House Republicans have asked the Congressional Budget Office for a new cost estimate of President Obama’s health care law in light of recent regulations that both suspend the law’s employer mandate and remove key anti-fraud safeguards.
“Chairman Ryan’s staff asked CBO to evaluate the impact of the administration’s recent decisions,” House Budget Committee spokesman William Allison told the Washington Examiner Monday. “CBO will need time to complete this request. And Congress needs more time to sort out the effects of what amounts to a startling admission by the administration: Obamacare is unworkable. But all Americans should get more time. Workers and families should get relief from the law. Policymakers should get a chance to start over and fix what’s broken in health care.”
On July 5, the Department of Health and Human Services released a new regulation relieving states of the responsibility of verifying the information provided to them by individuals seeking federal subsidies for health insurance. Families and individuals buying health insurance through an Obamacare exchange could claim less income than they really earn and thus receive higher federal subsidies than they otherwise would be entitled to. Such fraud could only drive up the cost of Obamacare.
On July 3, the Treasury Department announced that it would not be enforcing Obamacare’s $2,000 or $3,000 penalty on larger employers for every employee that they employ but do not offer health insurance to. The fiscal impact of this policy is less clear.
If many employers choose not to offer health insurance to employees (either by cutting back hours and making more employees part-time or by not offering health care entirely), the federal government would have to spend more money on Medicaid and insurance subsidies. However, the government would also collect more in taxes as firms would raise employee pay to compensate for the loss of health care benefits and fewer workers would be able to take advantage of the tax exemption for employer-based health insurance.
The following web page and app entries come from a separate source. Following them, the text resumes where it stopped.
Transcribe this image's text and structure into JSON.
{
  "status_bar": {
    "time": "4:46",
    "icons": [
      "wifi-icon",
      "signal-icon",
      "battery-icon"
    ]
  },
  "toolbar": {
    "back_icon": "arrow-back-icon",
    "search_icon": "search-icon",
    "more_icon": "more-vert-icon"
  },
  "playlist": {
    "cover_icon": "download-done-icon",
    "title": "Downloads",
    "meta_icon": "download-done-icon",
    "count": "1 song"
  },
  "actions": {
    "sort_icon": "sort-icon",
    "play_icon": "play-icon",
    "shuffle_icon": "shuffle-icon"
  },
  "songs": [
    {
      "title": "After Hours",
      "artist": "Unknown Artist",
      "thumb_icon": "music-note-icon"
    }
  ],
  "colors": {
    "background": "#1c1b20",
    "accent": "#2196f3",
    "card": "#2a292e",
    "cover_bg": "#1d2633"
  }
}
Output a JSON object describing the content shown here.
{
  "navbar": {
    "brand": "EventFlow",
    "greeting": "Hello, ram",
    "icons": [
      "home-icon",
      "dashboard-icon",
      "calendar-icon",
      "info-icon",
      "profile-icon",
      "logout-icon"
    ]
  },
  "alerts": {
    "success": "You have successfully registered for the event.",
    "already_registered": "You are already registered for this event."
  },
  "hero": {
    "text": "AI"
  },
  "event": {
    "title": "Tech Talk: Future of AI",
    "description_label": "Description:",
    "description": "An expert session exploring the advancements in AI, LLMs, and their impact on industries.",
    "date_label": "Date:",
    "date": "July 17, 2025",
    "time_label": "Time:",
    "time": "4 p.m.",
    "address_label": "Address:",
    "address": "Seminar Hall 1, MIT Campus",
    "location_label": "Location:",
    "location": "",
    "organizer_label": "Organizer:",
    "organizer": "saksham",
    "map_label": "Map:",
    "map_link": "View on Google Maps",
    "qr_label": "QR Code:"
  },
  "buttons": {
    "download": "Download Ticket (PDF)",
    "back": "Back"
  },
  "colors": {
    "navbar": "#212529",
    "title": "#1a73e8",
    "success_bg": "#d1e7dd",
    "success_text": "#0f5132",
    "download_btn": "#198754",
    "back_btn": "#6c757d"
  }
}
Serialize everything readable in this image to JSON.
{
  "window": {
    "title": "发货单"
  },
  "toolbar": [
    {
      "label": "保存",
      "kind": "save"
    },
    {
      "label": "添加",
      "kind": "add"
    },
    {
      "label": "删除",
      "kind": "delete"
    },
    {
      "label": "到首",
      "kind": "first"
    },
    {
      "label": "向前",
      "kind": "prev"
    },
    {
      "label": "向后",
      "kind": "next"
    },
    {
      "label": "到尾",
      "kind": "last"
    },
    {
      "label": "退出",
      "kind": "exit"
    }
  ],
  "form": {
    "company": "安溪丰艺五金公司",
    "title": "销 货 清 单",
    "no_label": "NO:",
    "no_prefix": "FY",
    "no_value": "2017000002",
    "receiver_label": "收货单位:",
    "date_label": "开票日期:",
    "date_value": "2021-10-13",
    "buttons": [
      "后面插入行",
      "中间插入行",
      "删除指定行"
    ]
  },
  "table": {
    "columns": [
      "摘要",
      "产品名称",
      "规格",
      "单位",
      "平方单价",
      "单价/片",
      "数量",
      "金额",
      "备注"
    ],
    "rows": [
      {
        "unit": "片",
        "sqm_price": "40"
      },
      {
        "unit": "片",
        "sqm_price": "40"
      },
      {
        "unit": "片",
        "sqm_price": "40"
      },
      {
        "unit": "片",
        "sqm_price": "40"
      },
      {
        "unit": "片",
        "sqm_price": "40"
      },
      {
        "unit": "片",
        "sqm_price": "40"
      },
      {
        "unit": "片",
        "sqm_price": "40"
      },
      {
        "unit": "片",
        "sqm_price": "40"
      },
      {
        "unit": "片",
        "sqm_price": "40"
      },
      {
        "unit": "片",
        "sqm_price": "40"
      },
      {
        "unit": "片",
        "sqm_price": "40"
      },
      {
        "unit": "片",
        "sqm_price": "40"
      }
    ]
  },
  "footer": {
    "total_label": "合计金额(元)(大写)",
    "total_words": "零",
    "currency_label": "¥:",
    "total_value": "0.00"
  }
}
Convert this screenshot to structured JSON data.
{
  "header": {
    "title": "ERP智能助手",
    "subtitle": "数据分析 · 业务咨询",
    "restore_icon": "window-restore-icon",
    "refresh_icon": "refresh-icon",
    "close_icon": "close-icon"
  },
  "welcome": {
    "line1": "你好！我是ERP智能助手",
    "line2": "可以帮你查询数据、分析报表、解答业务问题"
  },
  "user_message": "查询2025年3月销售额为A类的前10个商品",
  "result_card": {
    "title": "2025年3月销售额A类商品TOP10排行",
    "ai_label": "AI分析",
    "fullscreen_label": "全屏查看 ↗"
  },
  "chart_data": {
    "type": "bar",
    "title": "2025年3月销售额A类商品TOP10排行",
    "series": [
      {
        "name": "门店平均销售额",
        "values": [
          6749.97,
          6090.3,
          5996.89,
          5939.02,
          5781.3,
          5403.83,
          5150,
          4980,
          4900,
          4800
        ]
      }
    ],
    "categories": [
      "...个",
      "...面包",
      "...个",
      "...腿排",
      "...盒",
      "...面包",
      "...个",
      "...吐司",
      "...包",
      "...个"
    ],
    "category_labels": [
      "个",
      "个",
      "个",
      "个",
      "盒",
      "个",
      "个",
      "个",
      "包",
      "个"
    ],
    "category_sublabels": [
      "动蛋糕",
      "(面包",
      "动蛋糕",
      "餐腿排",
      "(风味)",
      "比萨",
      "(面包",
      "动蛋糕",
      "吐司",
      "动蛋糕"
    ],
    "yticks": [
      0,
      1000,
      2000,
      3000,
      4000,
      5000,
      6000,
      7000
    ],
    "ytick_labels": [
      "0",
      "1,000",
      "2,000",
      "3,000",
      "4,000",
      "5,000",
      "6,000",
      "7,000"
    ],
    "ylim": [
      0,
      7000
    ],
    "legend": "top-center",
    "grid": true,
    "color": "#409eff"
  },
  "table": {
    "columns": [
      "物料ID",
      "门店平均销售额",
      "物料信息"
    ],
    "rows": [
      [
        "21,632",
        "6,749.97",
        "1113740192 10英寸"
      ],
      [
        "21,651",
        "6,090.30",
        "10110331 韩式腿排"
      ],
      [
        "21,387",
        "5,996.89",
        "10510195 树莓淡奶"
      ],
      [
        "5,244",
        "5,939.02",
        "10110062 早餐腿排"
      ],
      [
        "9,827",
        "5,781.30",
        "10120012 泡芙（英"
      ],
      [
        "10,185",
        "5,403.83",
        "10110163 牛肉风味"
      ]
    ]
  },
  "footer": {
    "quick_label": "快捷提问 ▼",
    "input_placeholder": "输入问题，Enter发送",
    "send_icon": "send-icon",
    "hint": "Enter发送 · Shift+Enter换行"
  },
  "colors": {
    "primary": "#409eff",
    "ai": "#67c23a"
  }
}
One CBO estimate from March 2012 found that if employers dumped 7 million more Americans off their current coverage, the government would spend $53 billion more on Medicaid and $165 billion more on subsidies. But the government would also collect $153 billion more in taxes.